New economic data shows a lot of people in Athens County are not doing well right now, and it appears to be even worse than last year.
Data from the Appalachian Regional Commission classifies Athens County as “distressed.” The ARC compiled the numbers for the current fiscal year (2018) for Athens and the other 31 counties in Ohio’s Appalachian region and counties in the 12 other states that are classified as Appalachian (this includes some entire states and parts of others).
Distressed is the lowest of five designations.
“Which classification a county falls into determines what type of funding and assistance is available to that county through the Appalachian Regional Commission,” said Bret Allphin, development director for the Buckeye Hills Regional Council. “Since 2002 Athens has been classified as ‘distressed’ every year except 2008 and 2017.”
In 2017, Athens County was “at risk,” just one notch better. The other categories are, from worst to best, “transitional,” “competitive” and “attainment.”
In addition to Athens, three other Appalachian Ohio counties are classified as “distressed”: Meigs, Scioto and Adams. No county is at the highest designation – “attainment.”
ARC’s economic classification system compares each county’s averages for three economic indicators – three-year average unemployment rate, per-capita market income and poverty rate – with national averages.
“ARC has been making investments in Athens County for over 50 years,” said Allphin.
Some of the projects funded over the past five years are $500,000 for street improvements in Athens to provide better access to Athens Mold and Machine and $250,000 for Tri County Adult Career Center for a workforce training center. Total funding was more than $1 million.

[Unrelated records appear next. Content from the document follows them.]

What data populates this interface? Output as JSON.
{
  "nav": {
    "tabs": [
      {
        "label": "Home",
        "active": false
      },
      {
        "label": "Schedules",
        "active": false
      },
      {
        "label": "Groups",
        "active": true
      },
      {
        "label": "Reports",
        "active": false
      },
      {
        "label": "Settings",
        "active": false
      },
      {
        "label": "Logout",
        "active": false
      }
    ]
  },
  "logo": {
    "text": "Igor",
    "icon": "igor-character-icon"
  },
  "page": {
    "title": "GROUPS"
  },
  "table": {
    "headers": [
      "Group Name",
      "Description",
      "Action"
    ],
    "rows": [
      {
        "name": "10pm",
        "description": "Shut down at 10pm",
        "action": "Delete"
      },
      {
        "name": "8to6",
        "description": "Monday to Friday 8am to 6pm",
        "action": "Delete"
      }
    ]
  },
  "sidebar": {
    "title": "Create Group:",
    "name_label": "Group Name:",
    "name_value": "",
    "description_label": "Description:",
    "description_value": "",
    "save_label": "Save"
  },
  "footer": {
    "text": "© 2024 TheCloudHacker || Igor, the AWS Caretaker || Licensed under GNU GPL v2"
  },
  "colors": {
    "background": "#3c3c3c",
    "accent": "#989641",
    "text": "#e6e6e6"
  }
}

Still, Athens County is “distressed.” Why? What’s being done about it?
“The problem is low living-wage job creation and limited developable assets with adequate infrastructure and utilities in the city and county,” explained Athens Mayor Steve Patterson. “However, the city and county are working closely with the Athens County Convention & Visitors Bureau, Athens County Economic Development Council, the Athens County Port Authority, Ohio University, Hocking College and many other entities to attract new businesses to our county which will produce living-wage jobs to move the needle away from being a distressed county.”
Also asked what’s being done, Athens County Commissioner Lenny Eliason named three actions.
“We are working in concert with the university and the city of Athens to improve broadband access,” said Eliason. “(We are also) exploring the use of a land bank to improve the housing stock. (And) the Port Authority is looking at development of a new industrial park.”
He noted that the “distressed” classification and the numbers behind it may be misleading.
“The use of the national data is difficult because of the effect of the (Ohio University and Hocking College) student population (in the city and county) on economic indicators,” Eliason said. “Look at previous years we were ‘distressed.’ I think the move up was a blip on the radar.”
“It’s a very complex issue that has many influencing factors,” said Sara Marrs-Maxfield, executive director of the Athens County Economic Development Council. “But, we recently engaged in an effort to do a comprehensive analysis and identify strategies to move the needle in a positive direction.”
In support of that, Marrs-Maxfield pointed to a Comprehensive Economic Development Strategic Plan, a 60-page document prepared by the Montrose Group and presented to Economic Development Council in January.
“It provides a lot of data, and a good outline of the effort the ACEDC is leading to address some of the weaknesses and threats to our economic health,” Marrs-Maxfield said.
The plan’s goal: “Within five years, Athens County should add 2,500 new jobs, cut the poverty rate for children by five points, and increase the per-capita income by 15 percent to get closer to the national average.”
And the plan lists four stated objectives: “Athens County should retain all its major private-sector employers, attract 10 new employers with over 25 new jobs each, develop five new sites prepared for the location of multiple office and industrial companies, and develop an Athens Community Fund to grow small businesses.”
The Appalachian Regional Commission may not be around much longer to help. The President Trump administration has proposed it be eliminated.
However, the Buckeye Hills Regional Council is working “to advocate for the continuation of the ARC program at the federal level,” Allphin said.
If that happens, the ARC could continue with its own strategic plan, which includes goals of “investing in entrepreneurial and business development strategies that strengthen Appalachia’s economy,” and “improving the education, knowledge, skills, and health of residents to work and succeed in Appalachia.”